However, after losing two high-profile contests, Scalia tasted victory in Michigan v. Environmental Protection Agency (EPA) and Glossip v. Gross. In the first, another 5-4 verdict, the Court ruled that the EPA, a federal agency tasked with protecting the environment by enacting and enforcing environmental regulations, improperly excluded cost considerations from its decision to regulate hazardous air pollutants emitted from power plants. Scalia wrote the majority opinion and concluded that the EPA’s Clean Air Act was “interpreted unreasonably when it deemed cost irrelevant to the decision to regulate power plants.” “It is not rational, never mind ‘appropriate’ to impose billions of dollars in economic costs in return for a few dollars in health or environment benefits,” Scalia wrote.

If the decision in Michigan v. EPA  was a blow to environmental activists and the Obama administration, the Court’s decision in Glossip v. Gross dealt a severe blow to anti-death penalty activists. Three Oklahoma prisoners had argued that executions in Oklahoma carried out by a three-drug protocol of midazolam hydrochloride, pancuronium bromide, and potassium chloride constituted “cruel and unusual punishment” under the 8th amendment to the Constitution that prohibits governments from using excessive bail, excessive fines and torture. The prisoners asserted that there is “undisputed evidence… that midazolam cannot reliably ensure the ‘deep, coma like unconsciousness’ required when a State intends to cause death with painful drugs.” The Court ruled against three Oklahoma prisoners with Justice Samuel Alito, writing for the majority, stating that to win the prisoners had “to identify a known and available alternative method of execution that entails a lesser risk of pain.”
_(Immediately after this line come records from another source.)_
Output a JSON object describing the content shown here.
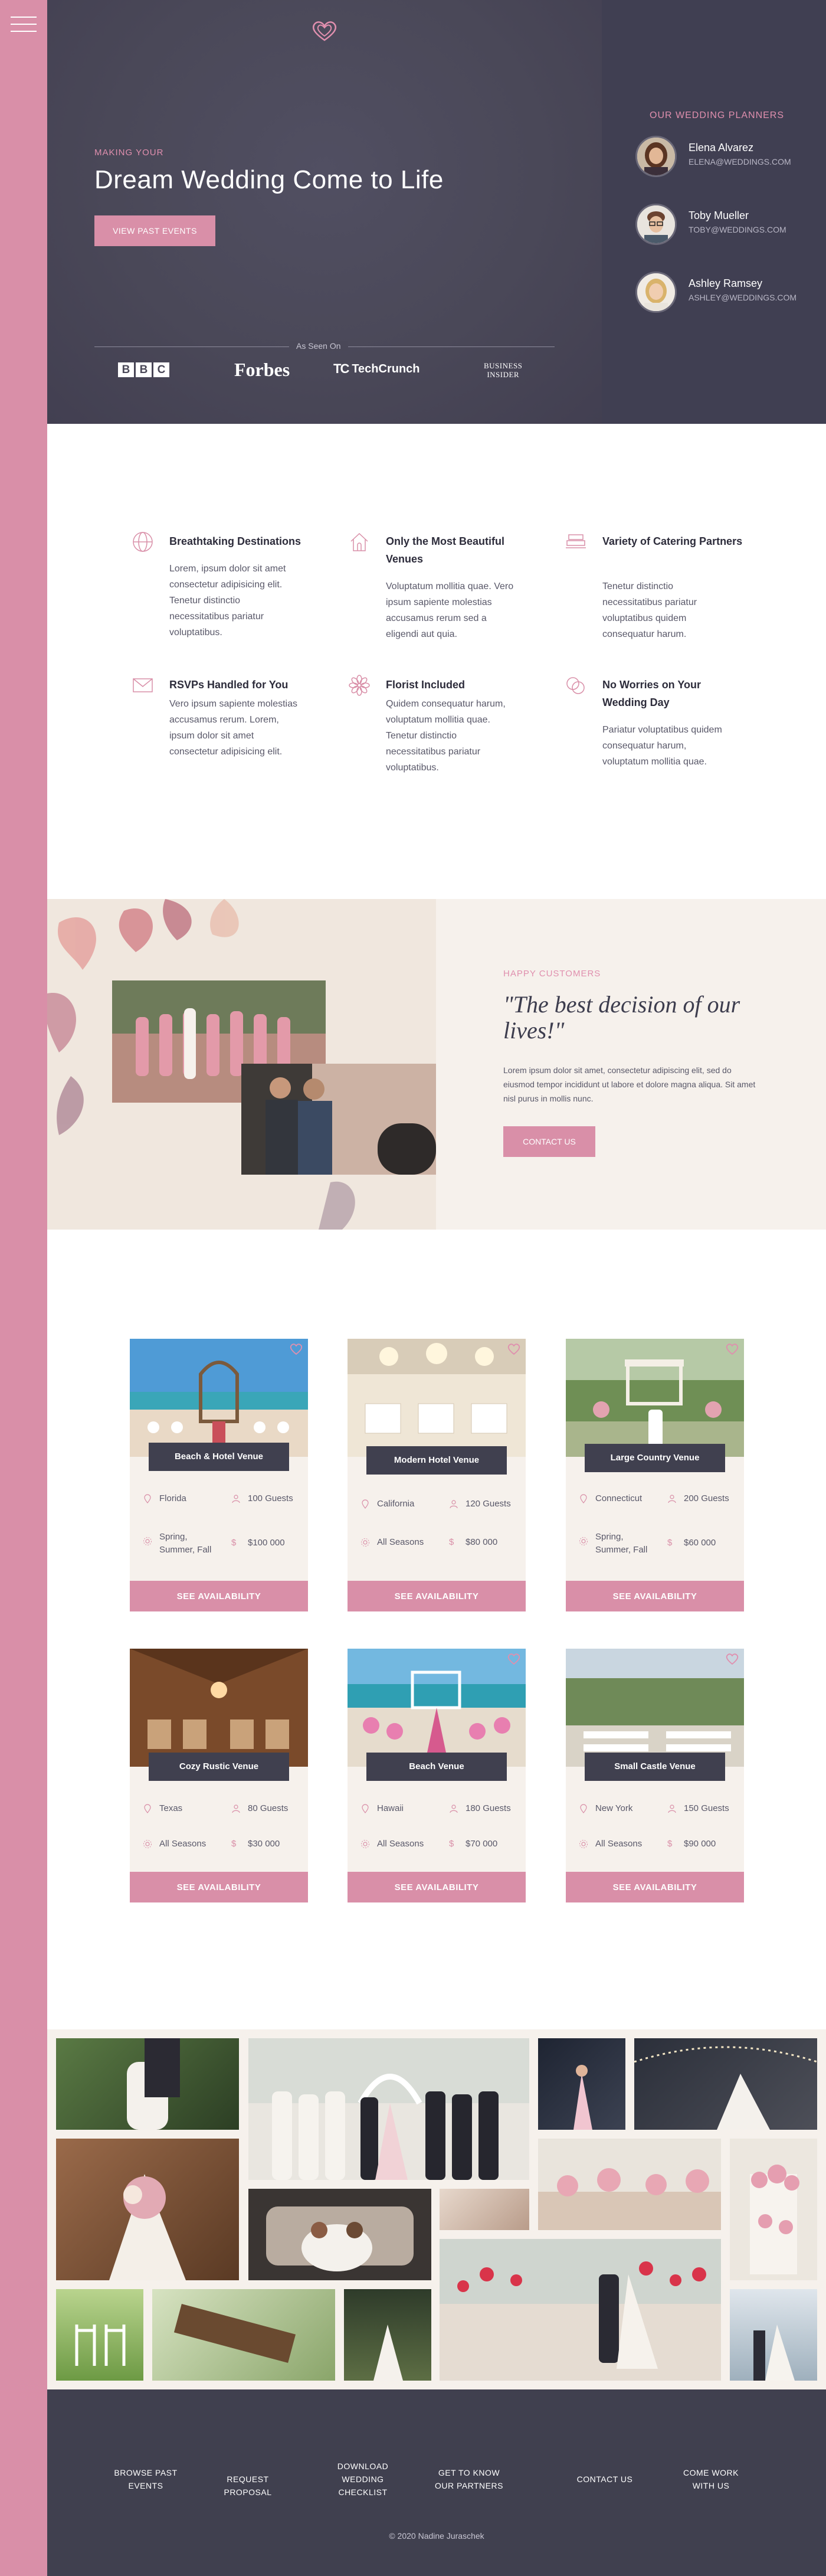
{
  "hero": {
    "eyebrow": "MAKING YOUR",
    "title": "Dream Wedding Come to Life",
    "cta": "VIEW PAST EVENTS",
    "as_seen_on": "As Seen On",
    "press": {
      "bbc": [
        "B",
        "B",
        "C"
      ],
      "forbes": "Forbes",
      "techcrunch_mark": "TC",
      "techcrunch": "TechCrunch",
      "business_insider": [
        "BUSINESS",
        "INSIDER"
      ]
    }
  },
  "planners": {
    "title": "OUR WEDDING PLANNERS",
    "people": [
      {
        "name": "Elena Alvarez",
        "email": "ELENA@WEDDINGS.COM"
      },
      {
        "name": "Toby Mueller",
        "email": "TOBY@WEDDINGS.COM"
      },
      {
        "name": "Ashley Ramsey",
        "email": "ASHLEY@WEDDINGS.COM"
      }
    ]
  },
  "features": [
    {
      "icon": "globe-icon",
      "title": "Breathtaking Destinations",
      "text": "Lorem, ipsum dolor sit amet consectetur adipisicing elit. Tenetur distinctio necessitatibus pariatur voluptatibus."
    },
    {
      "icon": "house-icon",
      "title": "Only the Most Beautiful Venues",
      "text": "Voluptatum mollitia quae. Vero ipsum sapiente molestias accusamus rerum sed a eligendi aut quia."
    },
    {
      "icon": "catering-icon",
      "title": "Variety of Catering Partners",
      "text": "Tenetur distinctio necessitatibus pariatur voluptatibus quidem consequatur harum."
    },
    {
      "icon": "envelope-icon",
      "title": "RSVPs Handled for You",
      "text": "Vero ipsum sapiente molestias accusamus rerum. Lorem, ipsum dolor sit amet consectetur adipisicing elit."
    },
    {
      "icon": "flower-icon",
      "title": "Florist Included",
      "text": "Quidem consequatur harum, voluptatum mollitia quae. Tenetur distinctio necessitatibus pariatur voluptatibus."
    },
    {
      "icon": "rings-icon",
      "title": "No Worries on Your Wedding Day",
      "text": "Pariatur voluptatibus quidem consequatur harum, voluptatum mollitia quae."
    }
  ],
  "testimonial": {
    "eyebrow": "HAPPY CUSTOMERS",
    "quote": "\"The best decision of our lives!\"",
    "text": "Lorem ipsum dolor sit amet, consectetur adipiscing elit, sed do eiusmod tempor incididunt ut labore et dolore magna aliqua. Sit amet nisl purus in mollis nunc.",
    "cta": "CONTACT US"
  },
  "venues": [
    {
      "name": "Beach & Hotel Venue",
      "location": "Florida",
      "guests": "100 Guests",
      "season": "Spring, Summer, Fall",
      "price": "$100 000",
      "cta": "SEE AVAILABILITY"
    },
    {
      "name": "Modern Hotel Venue",
      "location": "California",
      "guests": "120 Guests",
      "season": "All Seasons",
      "price": "$80 000",
      "cta": "SEE AVAILABILITY"
    },
    {
      "name": "Large Country Venue",
      "location": "Connecticut",
      "guests": "200 Guests",
      "season": "Spring, Summer, Fall",
      "price": "$60 000",
      "cta": "SEE AVAILABILITY"
    },
    {
      "name": "Cozy Rustic Venue",
      "location": "Texas",
      "guests": "80 Guests",
      "season": "All Seasons",
      "price": "$30 000",
      "cta": "SEE AVAILABILITY"
    },
    {
      "name": "Beach Venue",
      "location": "Hawaii",
      "guests": "180 Guests",
      "season": "All Seasons",
      "price": "$70 000",
      "cta": "SEE AVAILABILITY"
    },
    {
      "name": "Small Castle Venue",
      "location": "New York",
      "guests": "150 Guests",
      "season": "All Seasons",
      "price": "$90 000",
      "cta": "SEE AVAILABILITY"
    }
  ],
  "footer": {
    "links": [
      "BROWSE PAST EVENTS",
      "REQUEST PROPOSAL",
      "DOWNLOAD WEDDING CHECKLIST",
      "GET TO KNOW OUR PARTNERS",
      "CONTACT US",
      "COME WORK WITH US"
    ],
    "copyright": "© 2020 Nadine Juraschek"
  },
  "colors": {
    "accent": "#d98fa8",
    "dark": "#40404f",
    "cream": "#f6f1ec"
  }
}
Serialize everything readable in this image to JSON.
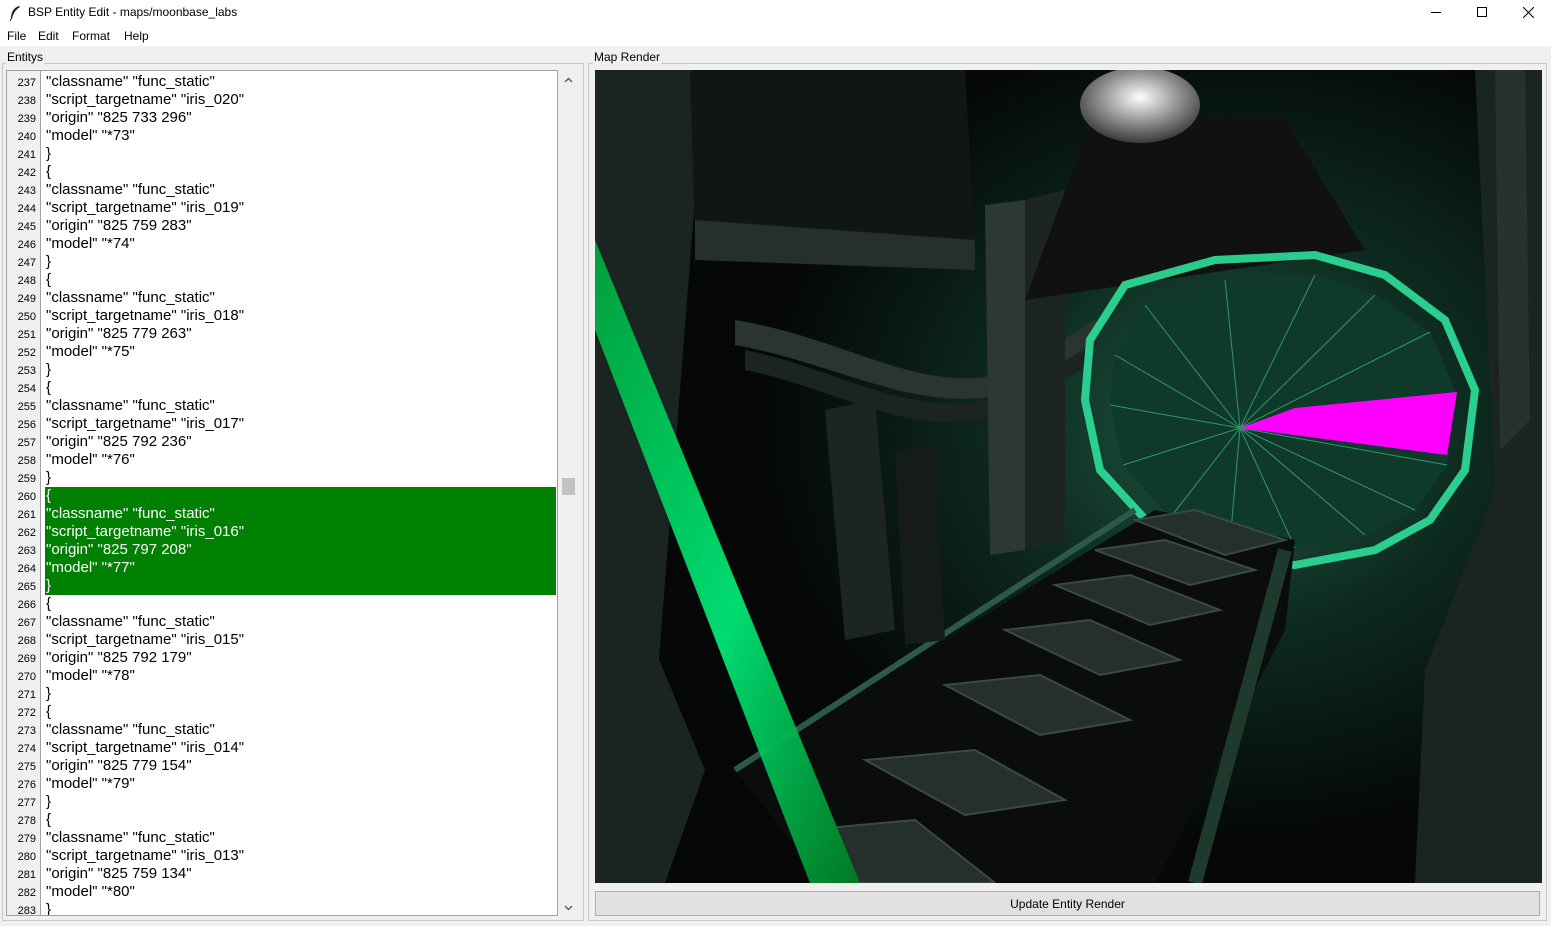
{
  "window": {
    "title": "BSP Entity Edit - maps/moonbase_labs",
    "icons": [
      "feather-icon",
      "minimize-icon",
      "maximize-icon",
      "close-icon"
    ]
  },
  "menu": [
    "File",
    "Edit",
    "Format",
    "Help"
  ],
  "entity_panel": {
    "label": "Entitys",
    "highlight_color": "#008000",
    "lines": [
      {
        "n": "237",
        "text": "\"classname\" \"func_static\""
      },
      {
        "n": "238",
        "text": "\"script_targetname\" \"iris_020\""
      },
      {
        "n": "239",
        "text": "\"origin\" \"825 733 296\""
      },
      {
        "n": "240",
        "text": "\"model\" \"*73\""
      },
      {
        "n": "241",
        "text": "}"
      },
      {
        "n": "242",
        "text": "{"
      },
      {
        "n": "243",
        "text": "\"classname\" \"func_static\""
      },
      {
        "n": "244",
        "text": "\"script_targetname\" \"iris_019\""
      },
      {
        "n": "245",
        "text": "\"origin\" \"825 759 283\""
      },
      {
        "n": "246",
        "text": "\"model\" \"*74\""
      },
      {
        "n": "247",
        "text": "}"
      },
      {
        "n": "248",
        "text": "{"
      },
      {
        "n": "249",
        "text": "\"classname\" \"func_static\""
      },
      {
        "n": "250",
        "text": "\"script_targetname\" \"iris_018\""
      },
      {
        "n": "251",
        "text": "\"origin\" \"825 779 263\""
      },
      {
        "n": "252",
        "text": "\"model\" \"*75\""
      },
      {
        "n": "253",
        "text": "}"
      },
      {
        "n": "254",
        "text": "{"
      },
      {
        "n": "255",
        "text": "\"classname\" \"func_static\""
      },
      {
        "n": "256",
        "text": "\"script_targetname\" \"iris_017\""
      },
      {
        "n": "257",
        "text": "\"origin\" \"825 792 236\""
      },
      {
        "n": "258",
        "text": "\"model\" \"*76\""
      },
      {
        "n": "259",
        "text": "}"
      },
      {
        "n": "260",
        "text": "{"
      },
      {
        "n": "261",
        "text": "\"classname\" \"func_static\""
      },
      {
        "n": "262",
        "text": "\"script_targetname\" \"iris_016\""
      },
      {
        "n": "263",
        "text": "\"origin\" \"825 797 208\""
      },
      {
        "n": "264",
        "text": "\"model\" \"*77\""
      },
      {
        "n": "265",
        "text": "}"
      },
      {
        "n": "266",
        "text": "{"
      },
      {
        "n": "267",
        "text": "\"classname\" \"func_static\""
      },
      {
        "n": "268",
        "text": "\"script_targetname\" \"iris_015\""
      },
      {
        "n": "269",
        "text": "\"origin\" \"825 792 179\""
      },
      {
        "n": "270",
        "text": "\"model\" \"*78\""
      },
      {
        "n": "271",
        "text": "}"
      },
      {
        "n": "272",
        "text": "{"
      },
      {
        "n": "273",
        "text": "\"classname\" \"func_static\""
      },
      {
        "n": "274",
        "text": "\"script_targetname\" \"iris_014\""
      },
      {
        "n": "275",
        "text": "\"origin\" \"825 779 154\""
      },
      {
        "n": "276",
        "text": "\"model\" \"*79\""
      },
      {
        "n": "277",
        "text": "}"
      },
      {
        "n": "278",
        "text": "{"
      },
      {
        "n": "279",
        "text": "\"classname\" \"func_static\""
      },
      {
        "n": "280",
        "text": "\"script_targetname\" \"iris_013\""
      },
      {
        "n": "281",
        "text": "\"origin\" \"825 759 134\""
      },
      {
        "n": "282",
        "text": "\"model\" \"*80\""
      },
      {
        "n": "283",
        "text": "}"
      }
    ],
    "selected_from": "260",
    "selected_to": "265"
  },
  "render_panel": {
    "label": "Map Render",
    "update_button": "Update Entity Render",
    "colors": {
      "tunnel": "#2ee09a",
      "selected_entity": "#ff00ff",
      "green_beam": "#00c853"
    }
  }
}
Justice Sonia Sotomayor wrote a dissent, joined by all the Court’s liberals; however, the most interesting aspect of the case was a separate dissent written by Breyer, joined by Ginsburg, which called for the abolition of the death penalty. “Rather than try to patch up the death penalty’s legal wounds one at a time,” Breyer wrote, he “would ask for full briefing on a more basic question: whether the death penalty violates the Constitution.”


Tenuous majorities

These decisions that were announced in just the last five days of the Supreme Court’s term demonstrate that few institutions in the world initiate and confound major political and social reform on the scale of the SCOTUS. However, the tenuous nature of the majority (a 5-4 liberal/conservative split in all major cases) and, in particular, the venomous dissents by Scalia reveal how surly and hostile life has become inside the SCOTUS. “Nine Scorpions in a bottle,” Alexander Bickel’s (one-time clerk for Justice Frankfurter) description of the judges, never had more resonance. These are court decisions that could have so easily gone either way. To paraphrase Jeffrey Toobin, lawyer and widely-acclaimed author, the replacement of a liberal judge by a conservative judge – or of a conservative judge by a liberal judge – can easily change the law, perhaps for a generation.

In America, the justices of the SCOTUS are picked by the President and confirmed by the Senate. Next term, the SCOTUS will hear Fisher v. University of Texas, a case where a white student has challenged her refusal of admission because of a race-conscious policy in place at the University, and Evenwell v. Abbott, a case which asks a fundamental question: does the Constitution’s “one person, one vote” principle require equal number of ‘voters’ per district instead of equal number of ‘people’, as is the current practice? Further, it is not unforeseeable that issues such as campaign finance reform, gun control and immigration law which have reached political boil may be in front of the SCOTUS.

With Justice Ruth Bader Ginsburg’s imminent retirement during the next President’s term and the resultant opportunity in the hands of the next President to appoint a replacement judge, it is nothing less than the history of the nation that is hanging by a slender thread in the upcoming elections.

Karan Singh Tyagi is currently based in Mumbai and is a graduate of the L.L.M. program at Harvard Law School.